Activity: Only the lines from the one with "Output a JSON" onward are wanted, through the last line of the entries, set down exactly.

Source data:
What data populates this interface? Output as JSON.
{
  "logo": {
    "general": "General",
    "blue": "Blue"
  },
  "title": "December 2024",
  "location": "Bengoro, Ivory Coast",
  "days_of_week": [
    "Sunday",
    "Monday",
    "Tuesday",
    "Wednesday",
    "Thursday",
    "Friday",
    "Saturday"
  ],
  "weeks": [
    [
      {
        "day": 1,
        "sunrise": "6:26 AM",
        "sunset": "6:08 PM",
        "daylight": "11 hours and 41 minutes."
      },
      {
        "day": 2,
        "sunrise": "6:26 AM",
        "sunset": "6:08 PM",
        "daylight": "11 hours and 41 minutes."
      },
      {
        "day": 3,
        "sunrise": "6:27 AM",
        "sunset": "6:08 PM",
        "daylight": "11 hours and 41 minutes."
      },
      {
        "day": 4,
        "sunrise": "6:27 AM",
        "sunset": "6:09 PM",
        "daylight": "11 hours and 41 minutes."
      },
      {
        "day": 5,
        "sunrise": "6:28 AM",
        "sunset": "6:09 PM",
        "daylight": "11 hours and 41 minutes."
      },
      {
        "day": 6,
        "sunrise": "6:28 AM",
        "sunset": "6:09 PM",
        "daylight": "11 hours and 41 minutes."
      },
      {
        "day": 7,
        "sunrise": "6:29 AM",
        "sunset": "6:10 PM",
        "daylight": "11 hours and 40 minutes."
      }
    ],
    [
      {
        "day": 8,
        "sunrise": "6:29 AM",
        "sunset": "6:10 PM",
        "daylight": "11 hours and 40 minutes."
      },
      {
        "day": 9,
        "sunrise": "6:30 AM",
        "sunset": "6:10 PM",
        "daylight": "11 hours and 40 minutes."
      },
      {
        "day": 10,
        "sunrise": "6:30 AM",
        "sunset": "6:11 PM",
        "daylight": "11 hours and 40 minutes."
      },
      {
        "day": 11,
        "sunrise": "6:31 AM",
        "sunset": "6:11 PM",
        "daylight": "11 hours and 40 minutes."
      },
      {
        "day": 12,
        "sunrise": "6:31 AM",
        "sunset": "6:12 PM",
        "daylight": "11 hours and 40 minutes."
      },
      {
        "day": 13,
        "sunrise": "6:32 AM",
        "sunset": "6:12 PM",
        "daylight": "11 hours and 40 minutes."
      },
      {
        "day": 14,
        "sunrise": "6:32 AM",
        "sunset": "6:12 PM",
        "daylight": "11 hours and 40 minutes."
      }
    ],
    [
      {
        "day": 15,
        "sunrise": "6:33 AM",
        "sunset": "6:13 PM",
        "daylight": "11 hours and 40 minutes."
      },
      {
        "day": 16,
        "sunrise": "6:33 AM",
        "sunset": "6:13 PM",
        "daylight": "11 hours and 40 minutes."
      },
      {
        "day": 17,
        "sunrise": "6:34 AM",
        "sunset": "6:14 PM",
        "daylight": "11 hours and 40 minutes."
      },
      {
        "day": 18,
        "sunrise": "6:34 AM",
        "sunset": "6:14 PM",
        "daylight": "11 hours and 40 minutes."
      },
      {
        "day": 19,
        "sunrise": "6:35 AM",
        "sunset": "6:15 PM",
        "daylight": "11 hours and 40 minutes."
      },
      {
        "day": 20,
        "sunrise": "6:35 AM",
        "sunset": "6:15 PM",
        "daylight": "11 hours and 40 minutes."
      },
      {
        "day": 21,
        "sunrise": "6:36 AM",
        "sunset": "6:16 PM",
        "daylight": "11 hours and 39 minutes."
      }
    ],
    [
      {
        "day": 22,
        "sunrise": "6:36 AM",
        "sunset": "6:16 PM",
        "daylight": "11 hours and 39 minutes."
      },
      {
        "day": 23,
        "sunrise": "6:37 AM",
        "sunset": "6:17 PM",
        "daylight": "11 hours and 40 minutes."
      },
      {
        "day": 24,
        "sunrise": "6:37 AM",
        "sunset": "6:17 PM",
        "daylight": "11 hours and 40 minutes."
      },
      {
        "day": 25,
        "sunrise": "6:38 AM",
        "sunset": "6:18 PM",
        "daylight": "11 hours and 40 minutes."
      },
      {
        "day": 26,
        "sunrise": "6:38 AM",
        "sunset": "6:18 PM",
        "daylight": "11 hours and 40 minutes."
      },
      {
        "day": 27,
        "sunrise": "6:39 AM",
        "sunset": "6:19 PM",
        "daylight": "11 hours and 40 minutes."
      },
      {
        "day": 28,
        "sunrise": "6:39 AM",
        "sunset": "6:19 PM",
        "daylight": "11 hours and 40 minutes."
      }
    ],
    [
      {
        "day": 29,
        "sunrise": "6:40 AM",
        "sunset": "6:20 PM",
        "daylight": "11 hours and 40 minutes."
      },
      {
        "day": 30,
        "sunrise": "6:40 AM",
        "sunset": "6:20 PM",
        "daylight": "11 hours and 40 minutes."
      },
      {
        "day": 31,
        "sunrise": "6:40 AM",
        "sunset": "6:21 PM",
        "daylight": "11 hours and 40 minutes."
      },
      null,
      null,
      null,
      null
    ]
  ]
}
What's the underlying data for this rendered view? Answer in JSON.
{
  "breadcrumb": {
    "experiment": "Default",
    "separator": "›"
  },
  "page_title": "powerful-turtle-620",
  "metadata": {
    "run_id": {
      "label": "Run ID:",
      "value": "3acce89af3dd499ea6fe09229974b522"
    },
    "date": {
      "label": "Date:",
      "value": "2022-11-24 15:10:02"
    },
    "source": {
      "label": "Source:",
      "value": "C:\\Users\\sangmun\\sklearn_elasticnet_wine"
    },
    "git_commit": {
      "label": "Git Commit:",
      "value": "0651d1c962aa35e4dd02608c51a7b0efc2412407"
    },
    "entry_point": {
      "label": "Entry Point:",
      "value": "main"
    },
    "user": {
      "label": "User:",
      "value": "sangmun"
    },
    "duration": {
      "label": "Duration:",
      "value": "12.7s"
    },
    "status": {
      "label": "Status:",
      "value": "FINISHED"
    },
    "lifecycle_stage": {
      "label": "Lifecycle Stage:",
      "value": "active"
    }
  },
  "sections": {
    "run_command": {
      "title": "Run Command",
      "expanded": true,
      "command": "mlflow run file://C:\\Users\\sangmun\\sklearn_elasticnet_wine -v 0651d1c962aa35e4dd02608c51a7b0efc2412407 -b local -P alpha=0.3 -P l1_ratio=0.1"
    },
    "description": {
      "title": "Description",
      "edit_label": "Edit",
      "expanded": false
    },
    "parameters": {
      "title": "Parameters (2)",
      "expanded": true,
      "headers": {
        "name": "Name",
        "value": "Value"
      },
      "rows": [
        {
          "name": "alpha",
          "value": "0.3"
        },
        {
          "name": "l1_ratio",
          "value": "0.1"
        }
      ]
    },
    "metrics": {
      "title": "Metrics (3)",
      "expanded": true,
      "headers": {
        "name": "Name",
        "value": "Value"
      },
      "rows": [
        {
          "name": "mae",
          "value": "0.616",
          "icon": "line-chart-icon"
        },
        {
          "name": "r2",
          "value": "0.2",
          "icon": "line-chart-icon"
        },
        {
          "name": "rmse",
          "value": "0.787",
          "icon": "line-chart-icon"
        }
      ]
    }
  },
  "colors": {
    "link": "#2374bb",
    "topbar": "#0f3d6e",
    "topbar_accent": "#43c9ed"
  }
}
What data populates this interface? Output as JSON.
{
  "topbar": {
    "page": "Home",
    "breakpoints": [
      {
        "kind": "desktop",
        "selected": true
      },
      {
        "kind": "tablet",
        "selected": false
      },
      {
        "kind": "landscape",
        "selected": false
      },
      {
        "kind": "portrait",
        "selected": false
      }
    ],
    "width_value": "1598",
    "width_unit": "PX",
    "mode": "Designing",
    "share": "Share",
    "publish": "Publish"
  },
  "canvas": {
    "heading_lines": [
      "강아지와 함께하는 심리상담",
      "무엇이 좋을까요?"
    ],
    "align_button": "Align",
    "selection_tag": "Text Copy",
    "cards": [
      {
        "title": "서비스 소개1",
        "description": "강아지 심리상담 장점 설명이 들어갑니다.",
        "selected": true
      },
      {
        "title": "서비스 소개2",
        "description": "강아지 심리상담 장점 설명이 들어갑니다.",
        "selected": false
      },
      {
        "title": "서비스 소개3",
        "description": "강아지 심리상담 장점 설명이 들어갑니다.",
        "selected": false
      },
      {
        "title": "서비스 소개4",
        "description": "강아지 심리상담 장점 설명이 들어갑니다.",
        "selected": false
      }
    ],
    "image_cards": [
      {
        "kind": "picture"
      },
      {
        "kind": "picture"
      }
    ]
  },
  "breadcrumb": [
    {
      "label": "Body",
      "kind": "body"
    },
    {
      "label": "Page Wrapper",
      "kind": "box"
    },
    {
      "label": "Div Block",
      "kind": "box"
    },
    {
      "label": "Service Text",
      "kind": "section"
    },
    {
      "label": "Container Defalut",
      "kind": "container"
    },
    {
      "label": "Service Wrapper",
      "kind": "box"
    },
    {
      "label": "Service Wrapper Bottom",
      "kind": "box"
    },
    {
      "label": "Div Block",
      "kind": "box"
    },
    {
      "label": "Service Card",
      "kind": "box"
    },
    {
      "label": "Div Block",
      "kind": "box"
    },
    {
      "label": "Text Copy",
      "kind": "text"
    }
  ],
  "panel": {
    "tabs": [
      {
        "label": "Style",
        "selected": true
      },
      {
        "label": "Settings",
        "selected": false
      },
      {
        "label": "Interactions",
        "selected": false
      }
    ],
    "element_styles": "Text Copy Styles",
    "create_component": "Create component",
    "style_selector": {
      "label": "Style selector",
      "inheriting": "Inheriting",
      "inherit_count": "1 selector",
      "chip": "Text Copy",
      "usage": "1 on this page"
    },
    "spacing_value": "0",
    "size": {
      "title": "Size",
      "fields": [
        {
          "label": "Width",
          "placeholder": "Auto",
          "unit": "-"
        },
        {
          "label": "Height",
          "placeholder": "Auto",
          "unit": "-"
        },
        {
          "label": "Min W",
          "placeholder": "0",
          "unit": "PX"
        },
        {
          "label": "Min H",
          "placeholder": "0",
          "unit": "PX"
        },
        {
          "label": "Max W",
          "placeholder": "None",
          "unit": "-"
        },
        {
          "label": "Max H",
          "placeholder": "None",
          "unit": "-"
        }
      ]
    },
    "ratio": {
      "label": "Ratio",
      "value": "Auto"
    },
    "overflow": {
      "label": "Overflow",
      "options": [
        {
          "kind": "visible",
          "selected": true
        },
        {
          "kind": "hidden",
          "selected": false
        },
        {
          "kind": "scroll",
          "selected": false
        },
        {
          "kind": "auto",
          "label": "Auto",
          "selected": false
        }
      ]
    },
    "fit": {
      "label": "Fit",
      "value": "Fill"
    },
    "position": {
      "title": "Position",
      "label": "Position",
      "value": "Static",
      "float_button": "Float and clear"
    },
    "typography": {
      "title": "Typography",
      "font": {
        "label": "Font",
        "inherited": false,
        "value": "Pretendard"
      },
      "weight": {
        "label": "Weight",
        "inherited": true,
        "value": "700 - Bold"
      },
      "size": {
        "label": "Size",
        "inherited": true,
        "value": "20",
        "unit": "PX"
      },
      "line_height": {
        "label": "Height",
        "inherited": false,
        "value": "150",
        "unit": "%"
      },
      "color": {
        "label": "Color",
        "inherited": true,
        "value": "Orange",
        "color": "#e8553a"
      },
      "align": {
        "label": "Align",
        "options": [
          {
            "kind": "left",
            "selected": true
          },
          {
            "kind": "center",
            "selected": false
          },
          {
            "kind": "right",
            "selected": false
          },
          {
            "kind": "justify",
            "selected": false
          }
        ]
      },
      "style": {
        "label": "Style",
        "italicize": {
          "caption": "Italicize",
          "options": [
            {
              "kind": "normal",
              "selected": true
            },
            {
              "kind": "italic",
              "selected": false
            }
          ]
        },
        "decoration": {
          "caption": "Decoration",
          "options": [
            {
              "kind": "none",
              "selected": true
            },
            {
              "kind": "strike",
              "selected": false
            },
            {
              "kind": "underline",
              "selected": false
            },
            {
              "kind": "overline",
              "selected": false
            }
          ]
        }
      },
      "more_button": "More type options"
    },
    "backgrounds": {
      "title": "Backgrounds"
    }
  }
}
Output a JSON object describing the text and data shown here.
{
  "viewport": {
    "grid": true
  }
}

Final answer:
Output a JSON object describing the text and data shown here.
{
  "viewport": {
    "grid": true
  }
}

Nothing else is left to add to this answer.